Energy conservation, sustainable practices and respect for limited natural resources have been important to Hahn for most of his life. Currently, he is on the board of two natural foods co-ops: Rising Tide in Damariscotta and an Arizona based mail order co-op, He grew up in Arizona and came East to attend Dartmouth College, but he left before completing his degree, because, he says, “It was the 60s, early 70s. It was time to be on the streets.”

In the early 70s, he visited Scott and Helen Nearing, authors of Living the Good Life: How to Live Sanely and Simply in a Troubled World, who had moved from Vermont to Harborside, Maine in 1953. Eliot Coleman had just settled in Harborside and was experimenting with four season growing techniques he had observed while traveling in Europe. Scott Nearing suggested that Hahn visit him. Coleman, who published Four Season Harvest in 1992 and more recently, Winter Harvest Manual, has been an inspiration and friend ever since.

For close to 20 years, Hahn moved around the country, working construction and learning about gardening. Then he returned to Arizona, intending to work on his father’s house for awhile. He stayed 18 years, settling in Prescott, where he supported himself with the building and home remodeling business, Houseworks, that he had started several years earlier. At the same time, he became well known in Prescott for the diversified gardens and orchard he created in his downtown yard.

When he returned to Maine in 2003, Hahn continued to work as a builder and started the greenhouse operation in 2006. His wood frame, plastic covered greenhouse was designed and delivered by Ledgewood Farm Greenhouse Frames of New Hampshire. The house has air vents at either end, and the sides can be rolled up, but plants do not receive rain. When necessary, Hahn waters with rainwater he collects from the roof in two 1,100 gallon tanks. Last summer, he never watered his outdoor beds, where he grows crops like broccoli, summer and winter squash and cucumbers.

Following Coleman’s model, which permits continuous use of greenhouses, Hahn designed his gardens and located the large greenhouse so it can be dragged by a tractor one full greenhouse length to fresh soil.
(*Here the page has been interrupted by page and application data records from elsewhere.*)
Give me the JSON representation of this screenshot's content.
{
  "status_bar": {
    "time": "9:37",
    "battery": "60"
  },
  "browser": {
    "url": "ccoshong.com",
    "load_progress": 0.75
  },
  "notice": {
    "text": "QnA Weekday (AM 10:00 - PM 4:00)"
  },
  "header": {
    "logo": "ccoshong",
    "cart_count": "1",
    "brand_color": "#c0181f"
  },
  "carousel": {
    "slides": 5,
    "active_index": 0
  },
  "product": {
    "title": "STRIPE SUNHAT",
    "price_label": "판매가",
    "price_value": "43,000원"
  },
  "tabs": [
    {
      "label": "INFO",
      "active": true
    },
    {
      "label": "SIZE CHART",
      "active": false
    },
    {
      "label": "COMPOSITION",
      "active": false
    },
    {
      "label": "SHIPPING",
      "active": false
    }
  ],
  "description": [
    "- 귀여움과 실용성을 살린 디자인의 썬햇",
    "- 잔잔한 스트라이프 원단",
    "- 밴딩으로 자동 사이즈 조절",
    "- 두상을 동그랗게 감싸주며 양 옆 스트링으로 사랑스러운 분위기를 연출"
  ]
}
This makes it possible for the soil he’s been using to recover and be replenished by rain and a green manure crop.

The demand for locally grown produce is exploding, fueled by a combination of concerns which include global warming, the safety of food we eat after several outbreaks due to contaminated greens, and along with this, fears about the security of our food supply; conserving our soil with sustainable farming practices and a desire to support small, local farms and restaurants and businesses rather than massive corporations that control huge organic farms.

“The restaurants I’m supplying would love to have greens all winter,” Hahn says. “And one of the chefs I know is connected to a lot of other chefs in Portland. He says they would want as much as they can get.”